  • Outstanding vs Outspending: Much like a third party in national elections, ONDC is expected to emerge as an additional e-commerce player, eventually occupying the primary spot. This will be driven by its ability to catalyse digital commerce for the 300M+ Bharat consumers who are not serviced by traditional commerce. The network strength could eventually overtake traditional e-commerce players by providing better services without heavy discounting to drive adoption, paving the way for sustainable business models.
  • Expansion of Supply: The lower commissions on the ONDC network could seed the online uptake of products/services that were previously unfit for digital commerce, due to lower margins. For instance, delivery in a 0.5km radius from your local Kirana may be possible even for smaller AOVs, driving higher sales of low-value items hitherto picked up only at the store/during checkout. A similar example but on the other end of the spectrum is the delivery of high-value furniture over shorter distances. 
  • Market Structure: There are expected to be fewer buyer apps with a much higher proliferation of supplier apps since consumer trust is more difficult to capture, and manage than businesses that prioritize business value creation. Existing businesses with a large, active consumer base like PayTM/Ola/MagicPin have built the guardrails and/or set up dedicated teams to enable commerce via ONDC.
  • Cross-Border Commerce: ONDC could be the fabric enabling cross-border digital commerce for Indian brands. Like UPI’s expansion to other countries, ONDC’s export-ready supplier network could eventually be picked up by buyer apps in other countries, expanding the demand for homegrown consumer brands in international markets akin to what Shein has done for fashion. 

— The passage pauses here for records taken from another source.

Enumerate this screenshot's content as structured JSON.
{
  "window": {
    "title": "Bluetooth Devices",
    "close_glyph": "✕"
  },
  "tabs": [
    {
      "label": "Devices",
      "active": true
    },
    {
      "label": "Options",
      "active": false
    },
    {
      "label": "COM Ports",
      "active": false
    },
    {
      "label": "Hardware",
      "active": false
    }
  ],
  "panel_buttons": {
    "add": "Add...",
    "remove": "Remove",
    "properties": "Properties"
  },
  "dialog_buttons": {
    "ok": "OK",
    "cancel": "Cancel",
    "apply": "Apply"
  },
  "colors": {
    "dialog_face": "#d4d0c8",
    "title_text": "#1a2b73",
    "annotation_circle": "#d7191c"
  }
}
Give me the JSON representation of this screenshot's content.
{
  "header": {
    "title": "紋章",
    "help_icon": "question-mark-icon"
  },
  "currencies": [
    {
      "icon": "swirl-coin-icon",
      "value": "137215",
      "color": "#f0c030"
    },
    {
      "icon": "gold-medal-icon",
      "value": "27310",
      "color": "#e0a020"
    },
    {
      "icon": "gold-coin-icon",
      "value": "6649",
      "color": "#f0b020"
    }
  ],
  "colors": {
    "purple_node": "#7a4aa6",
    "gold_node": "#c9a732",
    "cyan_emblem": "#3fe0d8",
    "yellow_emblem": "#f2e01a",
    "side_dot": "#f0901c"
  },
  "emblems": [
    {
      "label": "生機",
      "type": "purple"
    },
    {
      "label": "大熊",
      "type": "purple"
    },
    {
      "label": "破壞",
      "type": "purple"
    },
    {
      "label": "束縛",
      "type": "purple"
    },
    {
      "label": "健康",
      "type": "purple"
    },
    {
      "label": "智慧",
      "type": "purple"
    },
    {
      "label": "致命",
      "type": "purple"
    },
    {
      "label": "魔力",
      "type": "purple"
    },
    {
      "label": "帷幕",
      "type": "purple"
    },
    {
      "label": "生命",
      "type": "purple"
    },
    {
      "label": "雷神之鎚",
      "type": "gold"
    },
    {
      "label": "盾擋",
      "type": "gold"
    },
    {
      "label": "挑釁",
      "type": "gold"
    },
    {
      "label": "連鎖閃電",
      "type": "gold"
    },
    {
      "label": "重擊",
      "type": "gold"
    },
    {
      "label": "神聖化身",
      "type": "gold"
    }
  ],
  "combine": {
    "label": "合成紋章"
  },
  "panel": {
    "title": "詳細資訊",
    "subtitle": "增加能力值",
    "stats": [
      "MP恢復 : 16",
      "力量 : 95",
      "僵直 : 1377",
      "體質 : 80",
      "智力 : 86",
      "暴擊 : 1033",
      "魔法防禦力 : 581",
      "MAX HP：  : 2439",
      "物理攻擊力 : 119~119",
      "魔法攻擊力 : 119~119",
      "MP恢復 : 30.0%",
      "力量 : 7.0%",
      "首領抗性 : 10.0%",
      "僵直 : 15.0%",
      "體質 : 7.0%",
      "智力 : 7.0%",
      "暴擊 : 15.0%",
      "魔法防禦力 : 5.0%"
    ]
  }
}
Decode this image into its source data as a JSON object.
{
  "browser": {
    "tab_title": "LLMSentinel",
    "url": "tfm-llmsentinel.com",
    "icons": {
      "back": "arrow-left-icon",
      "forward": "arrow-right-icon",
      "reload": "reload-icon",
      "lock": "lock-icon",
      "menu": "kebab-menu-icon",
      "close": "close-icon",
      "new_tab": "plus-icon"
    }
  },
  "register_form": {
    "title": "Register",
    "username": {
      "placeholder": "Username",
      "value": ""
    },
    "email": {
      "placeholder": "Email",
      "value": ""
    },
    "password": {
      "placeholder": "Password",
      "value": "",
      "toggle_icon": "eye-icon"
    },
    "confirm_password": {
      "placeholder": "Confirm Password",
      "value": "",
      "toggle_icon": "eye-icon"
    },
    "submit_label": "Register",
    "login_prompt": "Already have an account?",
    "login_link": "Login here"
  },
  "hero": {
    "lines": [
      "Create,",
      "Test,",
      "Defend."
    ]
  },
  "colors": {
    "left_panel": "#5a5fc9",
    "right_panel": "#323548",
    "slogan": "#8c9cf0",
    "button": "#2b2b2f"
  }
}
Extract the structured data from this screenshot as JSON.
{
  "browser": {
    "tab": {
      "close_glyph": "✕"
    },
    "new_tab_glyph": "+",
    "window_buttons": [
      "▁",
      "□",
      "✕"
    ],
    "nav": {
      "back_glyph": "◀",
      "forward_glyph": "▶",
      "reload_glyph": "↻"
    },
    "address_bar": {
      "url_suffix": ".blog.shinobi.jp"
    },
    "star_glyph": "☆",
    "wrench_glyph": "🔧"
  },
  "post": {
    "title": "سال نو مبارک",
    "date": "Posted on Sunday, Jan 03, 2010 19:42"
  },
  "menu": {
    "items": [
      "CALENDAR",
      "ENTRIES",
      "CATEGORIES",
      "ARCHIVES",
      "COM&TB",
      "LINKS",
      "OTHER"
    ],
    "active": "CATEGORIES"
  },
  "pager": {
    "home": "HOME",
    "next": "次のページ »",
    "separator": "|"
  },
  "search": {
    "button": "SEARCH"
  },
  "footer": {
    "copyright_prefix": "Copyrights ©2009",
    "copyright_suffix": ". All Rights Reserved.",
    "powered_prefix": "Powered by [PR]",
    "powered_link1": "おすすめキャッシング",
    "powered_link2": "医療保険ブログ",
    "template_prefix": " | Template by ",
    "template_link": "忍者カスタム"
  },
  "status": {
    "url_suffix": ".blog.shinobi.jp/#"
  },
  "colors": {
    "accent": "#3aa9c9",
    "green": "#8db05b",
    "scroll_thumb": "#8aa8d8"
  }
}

Closing Remarks

With rising per capita income, consumers of Bharat will demand higher-quality products and services, and the convenience of digital commerce.

Despite open problem statements around cultivating trust, driving adoption and governing ecosystem behaviour, with 1 lakh+ daily orders, early green shoots are visible. 

We are excited to see founders build on this new fabric of commerce. If you are building on ONDC, please reach out to me here.

Share this post